The highlight of my painting year is our annual Central Ohio Plein Air retreat at Linwood Park, organized by the super-organized painter, Nancy Vance.  We all look forward to it, but at the same time we know it’s signaling the end of summer. So it’s a happy time but, for me, a little melancholy.

It’s also a good benchmark to measure your progress as a painter from year to year. The 2015 version of the bridge was painted in the morning light and I remember struggling for quite a long time with it. In 2017 I was there in the afternoon and able to choose the view pretty quickly. I blocked it in and caught some highlights and reflections in the water that made it a much better painting.

 

Vermillion River Bridge 2017 in pastel

Vermillion River Bridge 2015 – oil

 

 

 

 

 

 

 

 

 

 

 

 

Although the residents of Linwood Park are happy to have us come, most aren’t interested in buying paintings.  The lady who lives across from the lodge expressed an interest in this little 8×10.  If I were a skilled sales person I would closed the sale and pocketed a check.  Instead I told her about the sale scheduled for Saturday (where she bought a painting from one of the other painters).  The upside is that I got to keep the painting!

 

 

As the sale was going on I painted one of the nearby cottages.  My idea of a cottage is a lot smaller than this, but I guess they’ve added on over the years.  I really wanted to catch the shadows on the sunlit side.  Although it was much admired by browsers coming to the sale, there were no offers so it’ll grace my wet paint shelf for a while. I took it down a few days ago, ran it through my self critique process and touched it up a bit.

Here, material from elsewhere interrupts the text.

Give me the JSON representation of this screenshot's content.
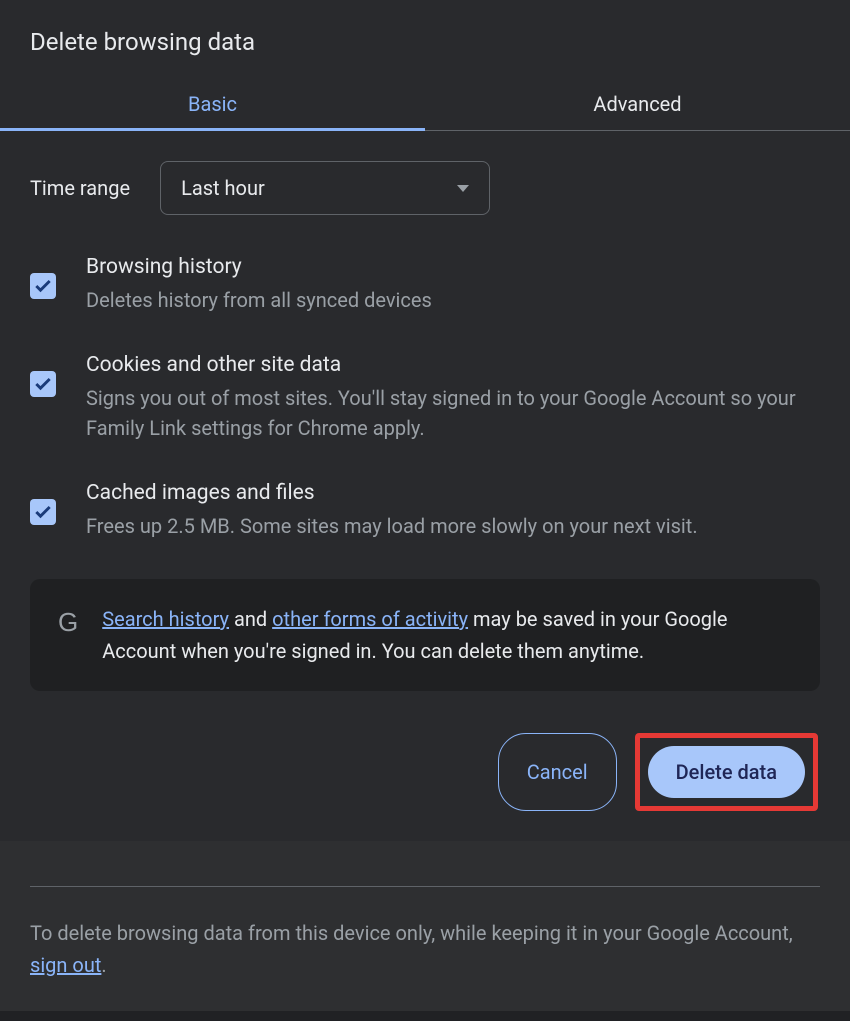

Now it’s time to soak up those last few days of good painting weather and look forward to next year’s retreat. Thanks, Nancy, for making this wonderful experience possible.